Graduate school in psychology is such a rigidly encapsulated experience! For a handful of intense years, essentially all our hours (waking and sleeping!) are built around a huge number of competing short-term and long-term goals: completing coursework, progressing in our research, satisfying our assistantships, meeting milestones, obtaining clinical hours, pursuing professional activities, etc.! Sometimes, it was hard to remember to slow down and enjoy the people I was doing it with. My lasting memories are of the people that I spent the time with, whether my officemates (Fadel & Steven!), assistantship coworkers, labmates, or classmates. I only regret that I didn’t make more time to hang out and enjoy the wonderful people I got to share those times with. Since leaving, I have been impressed at the quality of the education I obtained in the program (my diversity training is top-of-the-line, for example) as well as the special opportunities the interdisciplinary aspect allowed (e.g., my public policy training is constantly useful). My multiple mentors have provided me with a wealth of advice that I know I will continue to use my entire life. It’s hard to synopsize the breadth of my experiences, but I think my most lasting impression will be working with my classmates to help build our program. It was a very different experience for us than for most doctoral students at established programs. It required a lot of sacrifice from us, and it was sometimes quite painful. I was constantly impressed with my classmates and their ability to discuss a problem, form consensus, and then advocate for us with poise, assertiveness, and eloquence. I have so much respect for each of you, and I know that you are all going to be great successes in your careers and lives! For all the students that come after, I urge you to strive to make your own mark on the program, the school, and the discipline and to remember that your successes come in part because you are standing on the shoulders of the giants who came before. It was my great pleasure to be their classmate.

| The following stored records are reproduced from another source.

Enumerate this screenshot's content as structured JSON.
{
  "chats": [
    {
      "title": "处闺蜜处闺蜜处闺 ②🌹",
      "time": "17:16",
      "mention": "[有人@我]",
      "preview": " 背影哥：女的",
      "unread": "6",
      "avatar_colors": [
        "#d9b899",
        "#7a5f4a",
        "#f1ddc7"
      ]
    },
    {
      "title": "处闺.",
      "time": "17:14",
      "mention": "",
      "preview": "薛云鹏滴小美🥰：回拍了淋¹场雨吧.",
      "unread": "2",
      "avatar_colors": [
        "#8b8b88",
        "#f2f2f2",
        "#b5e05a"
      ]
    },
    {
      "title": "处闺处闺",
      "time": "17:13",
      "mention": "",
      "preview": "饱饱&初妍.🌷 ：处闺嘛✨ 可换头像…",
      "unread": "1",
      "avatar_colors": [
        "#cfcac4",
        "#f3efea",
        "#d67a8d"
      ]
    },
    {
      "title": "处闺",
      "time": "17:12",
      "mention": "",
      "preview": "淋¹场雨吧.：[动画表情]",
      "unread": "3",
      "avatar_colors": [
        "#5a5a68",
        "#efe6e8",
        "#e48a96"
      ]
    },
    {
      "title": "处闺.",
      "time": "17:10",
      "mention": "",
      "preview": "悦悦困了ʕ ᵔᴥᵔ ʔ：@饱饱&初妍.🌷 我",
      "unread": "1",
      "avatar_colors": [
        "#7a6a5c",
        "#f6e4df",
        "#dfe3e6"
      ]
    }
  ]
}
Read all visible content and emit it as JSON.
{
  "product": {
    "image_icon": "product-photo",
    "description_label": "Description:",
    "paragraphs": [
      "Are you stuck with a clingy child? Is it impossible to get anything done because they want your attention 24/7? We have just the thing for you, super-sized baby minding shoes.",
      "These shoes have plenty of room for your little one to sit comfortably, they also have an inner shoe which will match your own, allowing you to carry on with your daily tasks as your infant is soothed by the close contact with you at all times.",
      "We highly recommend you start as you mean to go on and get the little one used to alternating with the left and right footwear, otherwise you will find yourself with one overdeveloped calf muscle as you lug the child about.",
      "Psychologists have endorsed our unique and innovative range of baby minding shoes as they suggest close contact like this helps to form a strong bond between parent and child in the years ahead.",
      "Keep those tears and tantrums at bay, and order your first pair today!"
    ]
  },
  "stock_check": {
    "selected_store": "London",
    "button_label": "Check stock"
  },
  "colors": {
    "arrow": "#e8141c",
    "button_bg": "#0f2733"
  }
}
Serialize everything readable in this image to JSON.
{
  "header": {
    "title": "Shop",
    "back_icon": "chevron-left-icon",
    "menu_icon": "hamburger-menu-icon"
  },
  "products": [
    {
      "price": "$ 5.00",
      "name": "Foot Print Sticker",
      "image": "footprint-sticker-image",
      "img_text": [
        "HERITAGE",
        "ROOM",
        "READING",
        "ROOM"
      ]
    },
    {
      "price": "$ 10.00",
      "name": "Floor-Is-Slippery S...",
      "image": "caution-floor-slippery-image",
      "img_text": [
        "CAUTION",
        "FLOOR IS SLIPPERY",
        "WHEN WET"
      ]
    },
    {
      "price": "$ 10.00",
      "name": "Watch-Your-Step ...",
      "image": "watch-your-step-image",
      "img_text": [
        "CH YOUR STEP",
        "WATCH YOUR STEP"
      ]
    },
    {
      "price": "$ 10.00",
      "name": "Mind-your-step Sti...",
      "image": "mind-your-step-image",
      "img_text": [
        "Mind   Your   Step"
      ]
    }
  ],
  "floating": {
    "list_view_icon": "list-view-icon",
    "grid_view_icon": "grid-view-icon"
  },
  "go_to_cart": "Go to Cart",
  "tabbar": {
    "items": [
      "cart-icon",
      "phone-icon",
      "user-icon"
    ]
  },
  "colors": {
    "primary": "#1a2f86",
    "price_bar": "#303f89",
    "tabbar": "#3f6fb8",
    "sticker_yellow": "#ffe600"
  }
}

University of Alabama, Department of Psychology, Tuscaloosa, AL